TASK INPUT: Begin
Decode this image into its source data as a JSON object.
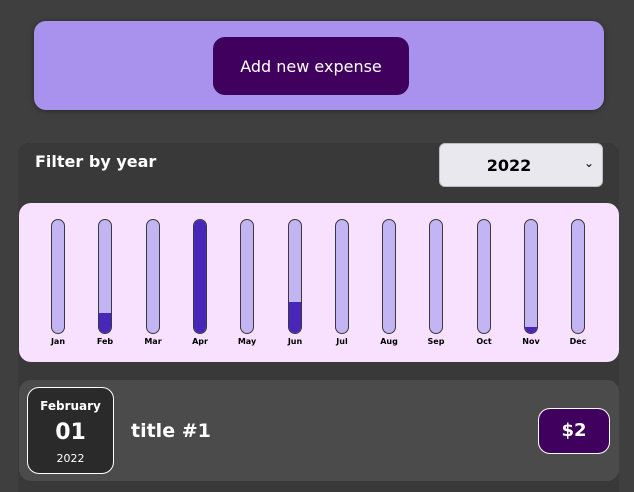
{
  "new_expense": {
    "button_label": "Add new expense"
  },
  "filter": {
    "label": "Filter by year",
    "selected_year": "2022"
  },
  "chart_data": {
    "type": "bar",
    "categories": [
      "Jan",
      "Feb",
      "Mar",
      "Apr",
      "May",
      "Jun",
      "Jul",
      "Aug",
      "Sep",
      "Oct",
      "Nov",
      "Dec"
    ],
    "values": [
      0,
      0.18,
      0,
      1.0,
      0,
      0.27,
      0,
      0,
      0,
      0,
      0.05,
      0
    ],
    "ylim": [
      0,
      1
    ]
  },
  "expenses": [
    {
      "month": "February",
      "day": "01",
      "year": "2022",
      "title": "title #1",
      "amount": "$2"
    }
  ],
  "colors": {
    "accent": "#40005d",
    "bar_fill": "#4826b9",
    "bar_track": "#c3b4f3",
    "chart_bg": "#f8e1ff",
    "new_expense_bg": "#a892ee"
  },
  "icons": {
    "select_chevron": "chevron-down-icon"
  }
}
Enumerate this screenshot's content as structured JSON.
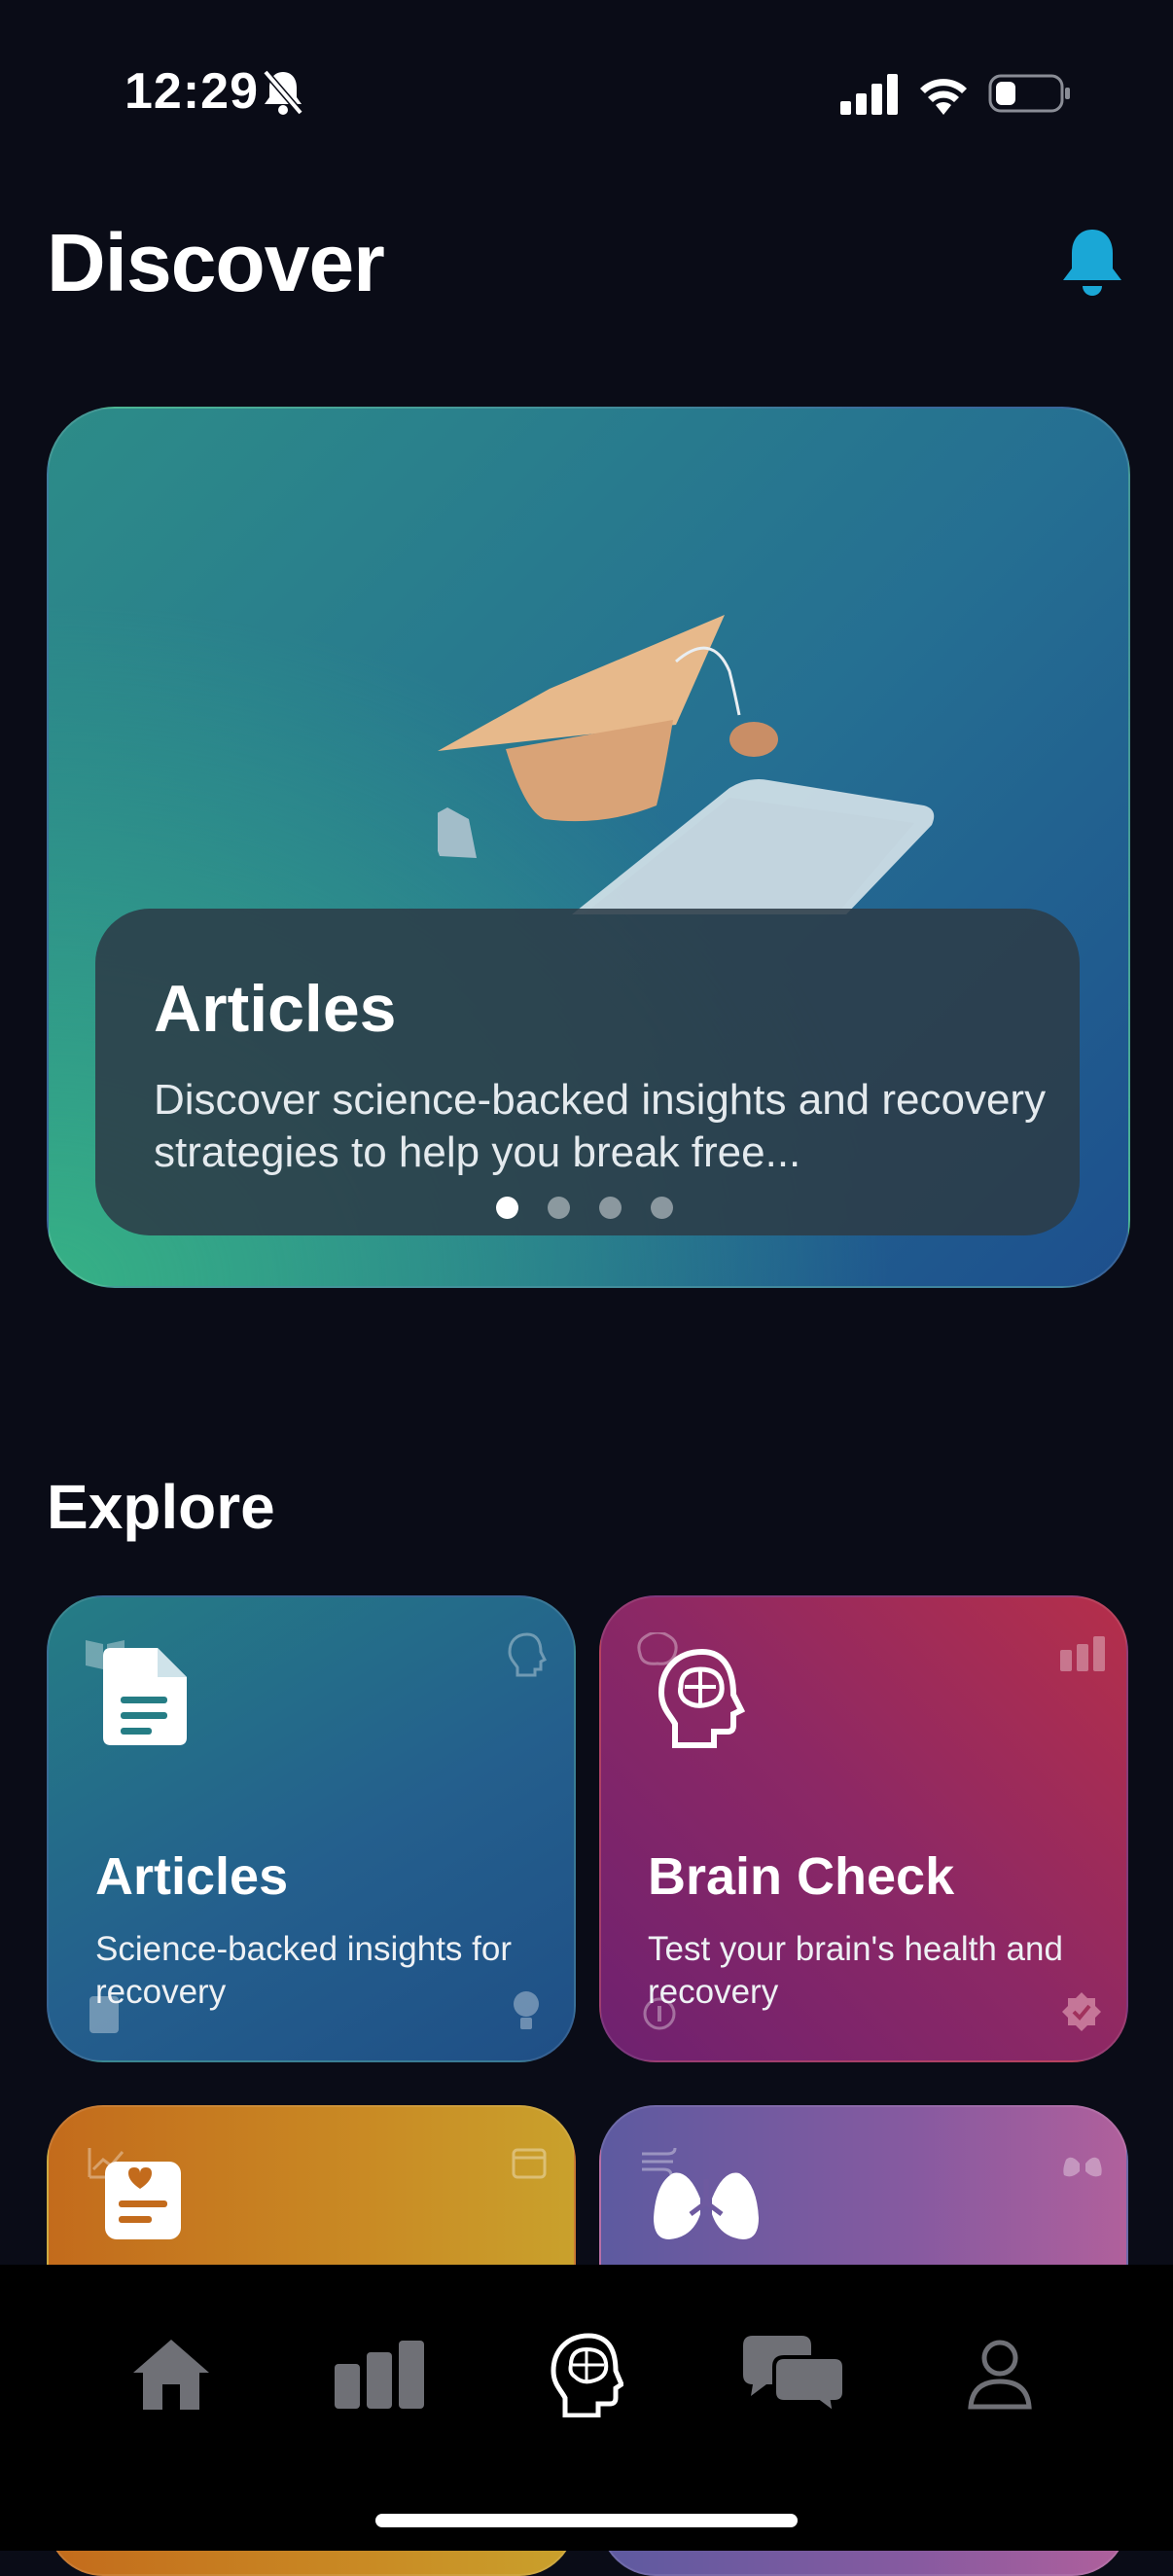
{
  "status_bar": {
    "time": "12:29",
    "icons": [
      "bell-slash-icon",
      "cellular-signal-icon",
      "wifi-icon",
      "battery-icon"
    ]
  },
  "header": {
    "title": "Discover",
    "bell_icon": "bell-icon",
    "accent_color": "#1aa7d6"
  },
  "hero": {
    "title": "Articles",
    "description": "Discover science-backed insights and recovery strategies to help you break free...",
    "illustration": "graduation-cap-and-book",
    "pages": 4,
    "active_page": 1
  },
  "explore": {
    "title": "Explore",
    "tiles": [
      {
        "title": "Articles",
        "description": "Science-backed insights for recovery",
        "icon": "document-icon"
      },
      {
        "title": "Brain Check",
        "description": "Test your brain's health and recovery",
        "icon": "brain-head-icon"
      },
      {
        "title": "",
        "description": "",
        "icon": "journal-heart-icon"
      },
      {
        "title": "",
        "description": "",
        "icon": "lungs-icon"
      }
    ]
  },
  "tab_bar": {
    "items": [
      {
        "name": "home",
        "icon": "house-icon",
        "active": false
      },
      {
        "name": "stats",
        "icon": "bar-chart-icon",
        "active": false
      },
      {
        "name": "discover",
        "icon": "brain-head-icon",
        "active": true
      },
      {
        "name": "community",
        "icon": "chat-bubbles-icon",
        "active": false
      },
      {
        "name": "profile",
        "icon": "person-icon",
        "active": false
      }
    ]
  }
}
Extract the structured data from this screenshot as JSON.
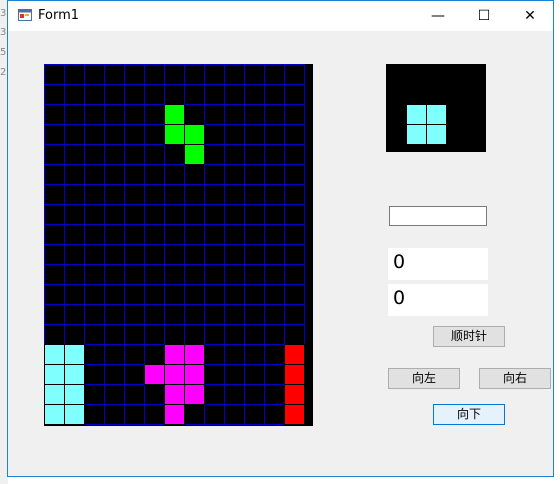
{
  "window": {
    "title": "Form1",
    "minimize": "—",
    "maximize": "☐",
    "close": "✕"
  },
  "background_fragments": [
    "3",
    "3",
    "5",
    "2"
  ],
  "board": {
    "cols": 13,
    "rows": 18,
    "cells": [
      {
        "c": 6,
        "r": 2,
        "color": "#00ff00"
      },
      {
        "c": 6,
        "r": 3,
        "color": "#00ff00"
      },
      {
        "c": 7,
        "r": 3,
        "color": "#00ff00"
      },
      {
        "c": 7,
        "r": 4,
        "color": "#00ff00"
      },
      {
        "c": 0,
        "r": 14,
        "color": "#80ffff"
      },
      {
        "c": 1,
        "r": 14,
        "color": "#80ffff"
      },
      {
        "c": 0,
        "r": 15,
        "color": "#80ffff"
      },
      {
        "c": 1,
        "r": 15,
        "color": "#80ffff"
      },
      {
        "c": 0,
        "r": 16,
        "color": "#80ffff"
      },
      {
        "c": 1,
        "r": 16,
        "color": "#80ffff"
      },
      {
        "c": 0,
        "r": 17,
        "color": "#80ffff"
      },
      {
        "c": 1,
        "r": 17,
        "color": "#80ffff"
      },
      {
        "c": 6,
        "r": 14,
        "color": "#ff00ff"
      },
      {
        "c": 7,
        "r": 14,
        "color": "#ff00ff"
      },
      {
        "c": 5,
        "r": 15,
        "color": "#ff00ff"
      },
      {
        "c": 6,
        "r": 15,
        "color": "#ff00ff"
      },
      {
        "c": 7,
        "r": 15,
        "color": "#ff00ff"
      },
      {
        "c": 6,
        "r": 16,
        "color": "#ff00ff"
      },
      {
        "c": 7,
        "r": 16,
        "color": "#ff00ff"
      },
      {
        "c": 6,
        "r": 17,
        "color": "#ff00ff"
      },
      {
        "c": 12,
        "r": 14,
        "color": "#ff0000"
      },
      {
        "c": 12,
        "r": 15,
        "color": "#ff0000"
      },
      {
        "c": 12,
        "r": 16,
        "color": "#ff0000"
      },
      {
        "c": 12,
        "r": 17,
        "color": "#ff0000"
      }
    ]
  },
  "preview": {
    "cells": [
      {
        "c": 0,
        "r": 0,
        "color": "#80ffff"
      },
      {
        "c": 1,
        "r": 0,
        "color": "#80ffff"
      },
      {
        "c": 0,
        "r": 1,
        "color": "#80ffff"
      },
      {
        "c": 1,
        "r": 1,
        "color": "#80ffff"
      }
    ]
  },
  "inputs": {
    "textbox_value": ""
  },
  "scores": {
    "score1": "0",
    "score2": "0"
  },
  "buttons": {
    "rotate": "顺时针",
    "left": "向左",
    "right": "向右",
    "down": "向下"
  },
  "colors": {
    "grid_line": "#0000c8",
    "board_bg": "#000000",
    "accent": "#0078d7"
  }
}
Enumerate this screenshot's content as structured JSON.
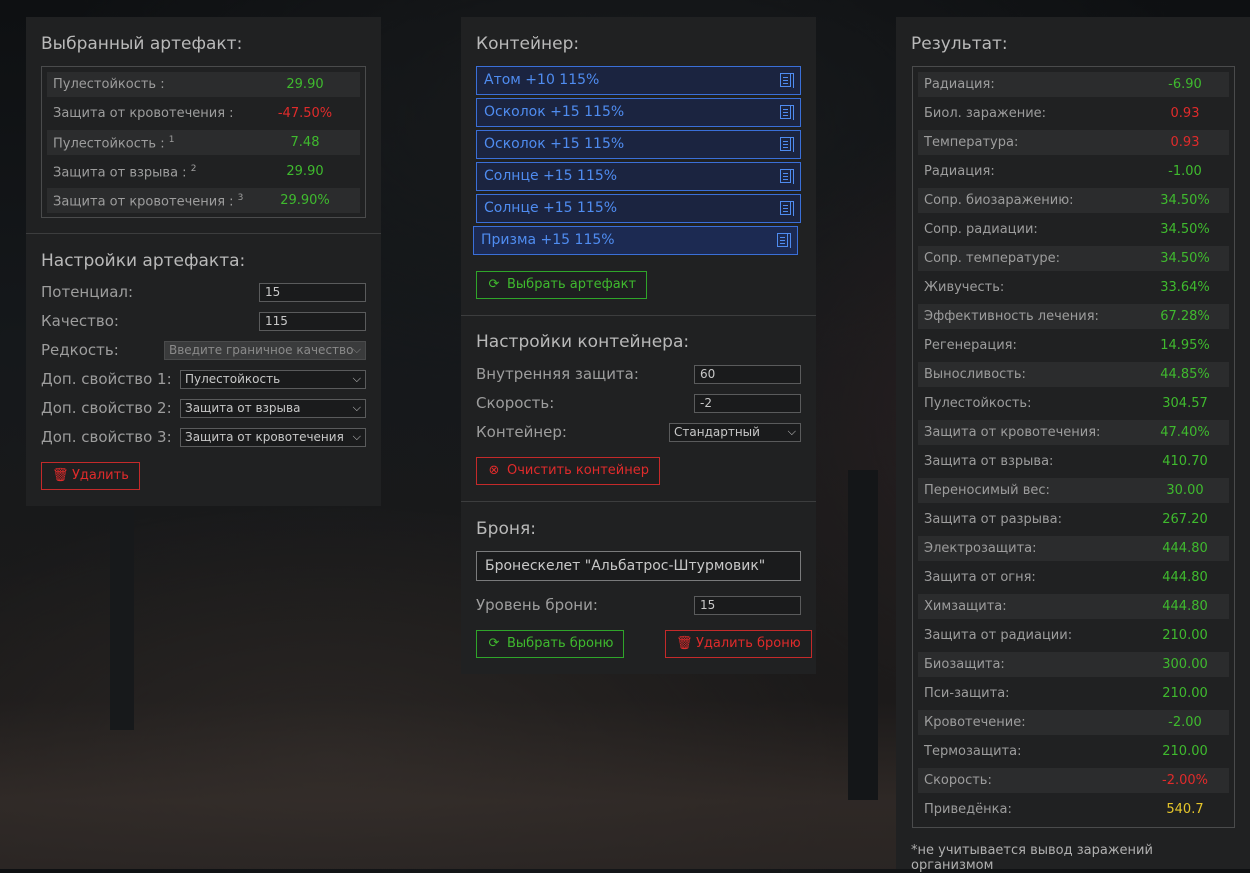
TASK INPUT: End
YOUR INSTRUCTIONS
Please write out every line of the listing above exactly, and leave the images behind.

ANSWER
Decode this image into its source data as a JSON object.
{
  "new_expense": {
    "button_label": "Add new expense"
  },
  "filter": {
    "label": "Filter by year",
    "selected_year": "2022"
  },
  "chart_data": {
    "type": "bar",
    "categories": [
      "Jan",
      "Feb",
      "Mar",
      "Apr",
      "May",
      "Jun",
      "Jul",
      "Aug",
      "Sep",
      "Oct",
      "Nov",
      "Dec"
    ],
    "values": [
      0,
      0.18,
      0,
      1.0,
      0,
      0.27,
      0,
      0,
      0,
      0,
      0.05,
      0
    ],
    "ylim": [
      0,
      1
    ]
  },
  "expenses": [
    {
      "month": "February",
      "day": "01",
      "year": "2022",
      "title": "title #1",
      "amount": "$2"
    }
  ],
  "colors": {
    "accent": "#40005d",
    "bar_fill": "#4826b9",
    "bar_track": "#c3b4f3",
    "chart_bg": "#f8e1ff",
    "new_expense_bg": "#a892ee"
  },
  "icons": {
    "select_chevron": "chevron-down-icon"
  }
}
Enumerate this screenshot's content as structured JSON.
{
  "status_bar": {
    "time": "12:29",
    "icons": [
      "bell-slash-icon",
      "cellular-signal-icon",
      "wifi-icon",
      "battery-icon"
    ]
  },
  "header": {
    "title": "Discover",
    "bell_icon": "bell-icon",
    "accent_color": "#1aa7d6"
  },
  "hero": {
    "title": "Articles",
    "description": "Discover science-backed insights and recovery strategies to help you break free...",
    "illustration": "graduation-cap-and-book",
    "pages": 4,
    "active_page": 1
  },
  "explore": {
    "title": "Explore",
    "tiles": [
      {
        "title": "Articles",
        "description": "Science-backed insights for recovery",
        "icon": "document-icon"
      },
      {
        "title": "Brain Check",
        "description": "Test your brain's health and recovery",
        "icon": "brain-head-icon"
      },
      {
        "title": "",
        "description": "",
        "icon": "journal-heart-icon"
      },
      {
        "title": "",
        "description": "",
        "icon": "lungs-icon"
      }
    ]
  },
  "tab_bar": {
    "items": [
      {
        "name": "home",
        "icon": "house-icon",
        "active": false
      },
      {
        "name": "stats",
        "icon": "bar-chart-icon",
        "active": false
      },
      {
        "name": "discover",
        "icon": "brain-head-icon",
        "active": true
      },
      {
        "name": "community",
        "icon": "chat-bubbles-icon",
        "active": false
      },
      {
        "name": "profile",
        "icon": "person-icon",
        "active": false
      }
    ]
  }
}
Extract the structured data from this screenshot as JSON.
{
  "window": {
    "title": "Form1",
    "minimize": "—",
    "maximize": "☐",
    "close": "✕"
  },
  "background_fragments": [
    "3",
    "3",
    "5",
    "2"
  ],
  "board": {
    "cols": 13,
    "rows": 18,
    "cells": [
      {
        "c": 6,
        "r": 2,
        "color": "#00ff00"
      },
      {
        "c": 6,
        "r": 3,
        "color": "#00ff00"
      },
      {
        "c": 7,
        "r": 3,
        "color": "#00ff00"
      },
      {
        "c": 7,
        "r": 4,
        "color": "#00ff00"
      },
      {
        "c": 0,
        "r": 14,
        "color": "#80ffff"
      },
      {
        "c": 1,
        "r": 14,
        "color": "#80ffff"
      },
      {
        "c": 0,
        "r": 15,
        "color": "#80ffff"
      },
      {
        "c": 1,
        "r": 15,
        "color": "#80ffff"
      },
      {
        "c": 0,
        "r": 16,
        "color": "#80ffff"
      },
      {
        "c": 1,
        "r": 16,
        "color": "#80ffff"
      },
      {
        "c": 0,
        "r": 17,
        "color": "#80ffff"
      },
      {
        "c": 1,
        "r": 17,
        "color": "#80ffff"
      },
      {
        "c": 6,
        "r": 14,
        "color": "#ff00ff"
      },
      {
        "c": 7,
        "r": 14,
        "color": "#ff00ff"
      },
      {
        "c": 5,
        "r": 15,
        "color": "#ff00ff"
      },
      {
        "c": 6,
        "r": 15,
        "color": "#ff00ff"
      },
      {
        "c": 7,
        "r": 15,
        "color": "#ff00ff"
      },
      {
        "c": 6,
        "r": 16,
        "color": "#ff00ff"
      },
      {
        "c": 7,
        "r": 16,
        "color": "#ff00ff"
      },
      {
        "c": 6,
        "r": 17,
        "color": "#ff00ff"
      },
      {
        "c": 12,
        "r": 14,
        "color": "#ff0000"
      },
      {
        "c": 12,
        "r": 15,
        "color": "#ff0000"
      },
      {
        "c": 12,
        "r": 16,
        "color": "#ff0000"
      },
      {
        "c": 12,
        "r": 17,
        "color": "#ff0000"
      }
    ]
  },
  "preview": {
    "cells": [
      {
        "c": 0,
        "r": 0,
        "color": "#80ffff"
      },
      {
        "c": 1,
        "r": 0,
        "color": "#80ffff"
      },
      {
        "c": 0,
        "r": 1,
        "color": "#80ffff"
      },
      {
        "c": 1,
        "r": 1,
        "color": "#80ffff"
      }
    ]
  },
  "inputs": {
    "textbox_value": ""
  },
  "scores": {
    "score1": "0",
    "score2": "0"
  },
  "buttons": {
    "rotate": "顺时针",
    "left": "向左",
    "right": "向右",
    "down": "向下"
  },
  "colors": {
    "grid_line": "#0000c8",
    "board_bg": "#000000",
    "accent": "#0078d7"
  }
}
Enumerate this screenshot's content as structured JSON.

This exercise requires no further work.